But to experience resurrection is to discover that we, like those women, are sent out to complete the story that Mark left hanging with that clumsy conjunction, “and then …” Having seen the empty tomb, we are called to become the living expression of the life of the risen Christ in this world.
You never know where the risen Christ will show up, or who will be the voice that says, “Don’t be afraid. He’s going ahead of you.”
One hundred thirteen years ago, this church began with a small group of Methodists who crossed the river from downtown Tampa to share the love of Christ with people who were moving into the new neighborhood known as Hyde Park.
Ten years ago, we began to hear God calling us to “cross the river” again, in order to “make God’s love real” to a new population moving into downtown Tampa and to participate in the healing and rebirth of the urban core of our city. Over the past year, an amazing team of leaders has been studying what that ministry might look like and envisioning the way we might engage in it.
I’ll confess that it had all become a little daunting to me. The truckloads of information, the diversity of options, the unanswered questions … I had gotten bogged down, perhaps even fearful of all of it.
Then last Monday I was in a meeting in which one of the young leaders of our church caught the vision and said, “What are we waiting for? God is going to accomplish his work downtown with or without us. I hope it is with us!”
It was like hearing a young man at an empty tomb saying, “Do not be afraid!

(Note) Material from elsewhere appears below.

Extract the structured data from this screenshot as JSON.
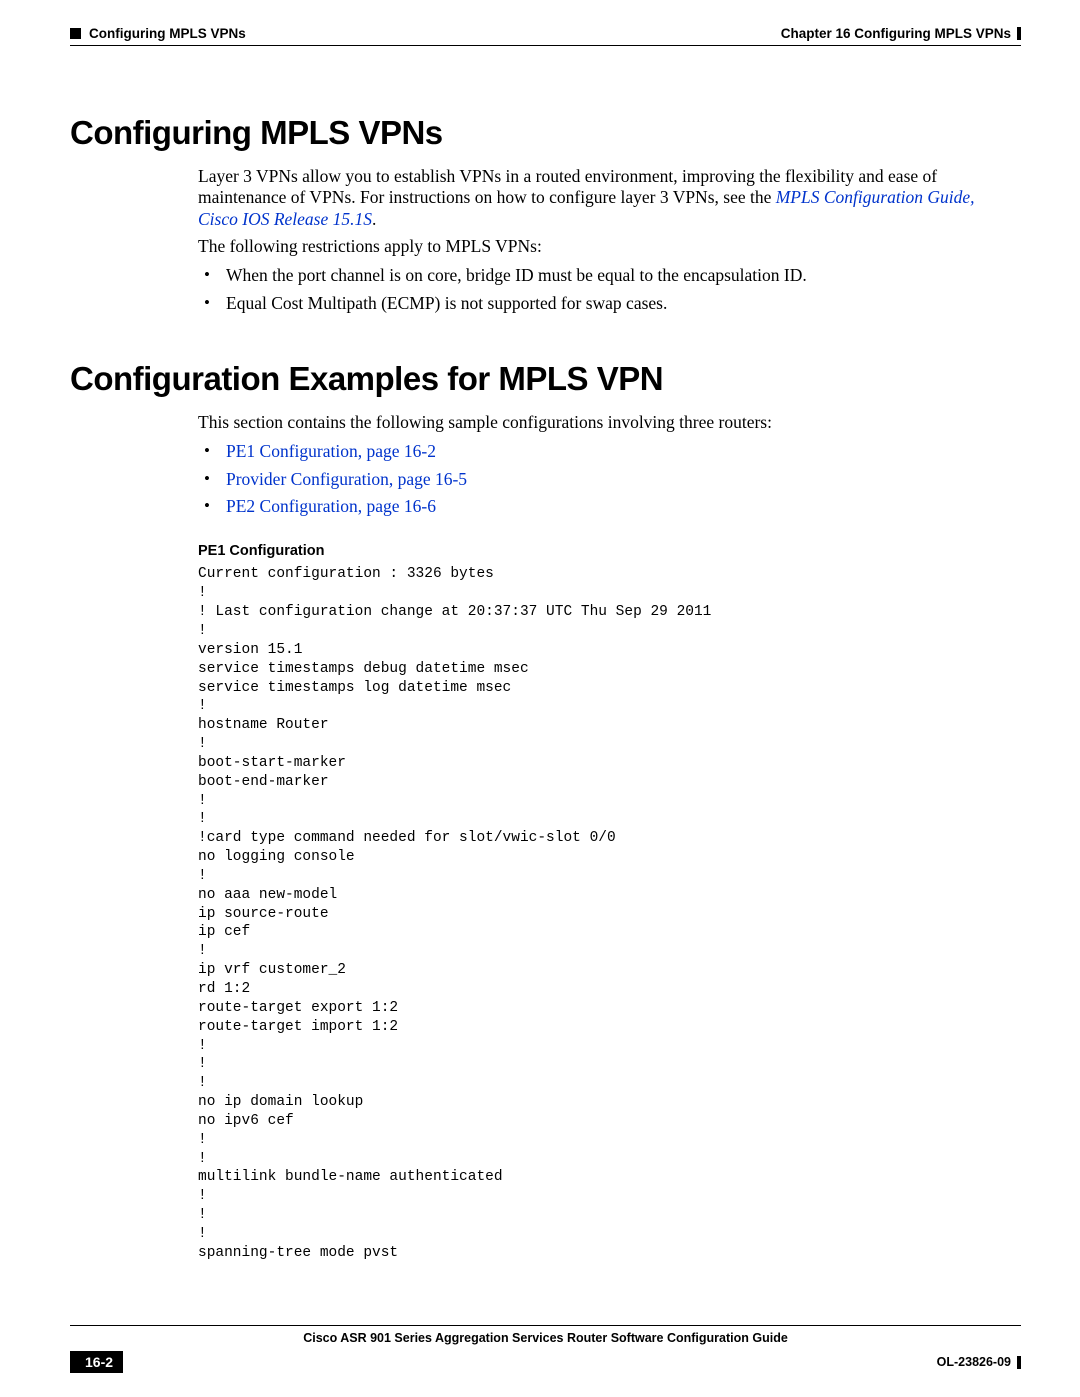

He goes before you.” We don’t have all the answers, and we don’t know where it all might end, but we know that the risen Christ goes before us and that we find him there.
The invitation for each of us on Easter morning is to listen for the voice that says, “Do not be afraid. You seek Jesus, who was crucified. He is not here. He has been raised. He is going ahead of you into the real places of your daily lives, and if you train your eyes to see him, you will find him there.”
We are called to a new commitment to follow the risen Christ into the future and to allow our lives to be the continuation of the story that Mark left dangling with the words “and then …”
I don’t know much about opera except that it isn’t over until a certain lady sings. But I know that Giacomo Puccini was one of the all-time great Italian composers. He began work on “Turandot” in 1920, but before he could complete the work, he was diagnosed with throat cancer and then died of heart failure. Puccini’s protégé Franco Alfano took on the task of completing the opera based on Puccini’s outlines.
The first performance was at La Scala in Milan on April 25, 1926. Arturo Toscanini, the greatest conductor of the time, held the baton. When they reached the point in the opera where Puccini’s work ended, Toscanini abruptly stopped the performance, laid down his baton, turned to the stunned audience and said, “Here the maestro died.” He walked away from the podium, the curtain came down, and the astonished audience went home with the uncompleted opera haunting their minds.
The next day, the orchestra, performers and audience returned to the opera house and completed the opera with Alfano’s ending. And that’s the way it’s been performed ever since. After the first service, someone who knows more about opera than I do told me that there are other endings, written by other musicians, just the way other endings were tacked onto Mark’s Gospel.
Mark’s dangling non-ending of the Gospel offers the invitation to each of us to complete the resurrection story with our story, to allow our lives to become the living witness to the presence of the risen Christ.
It may be a shabby way to end the Gospel. But it’s a wonderful way to live!
© Hyde Park United Methodist, 2012. All Rights Reserved.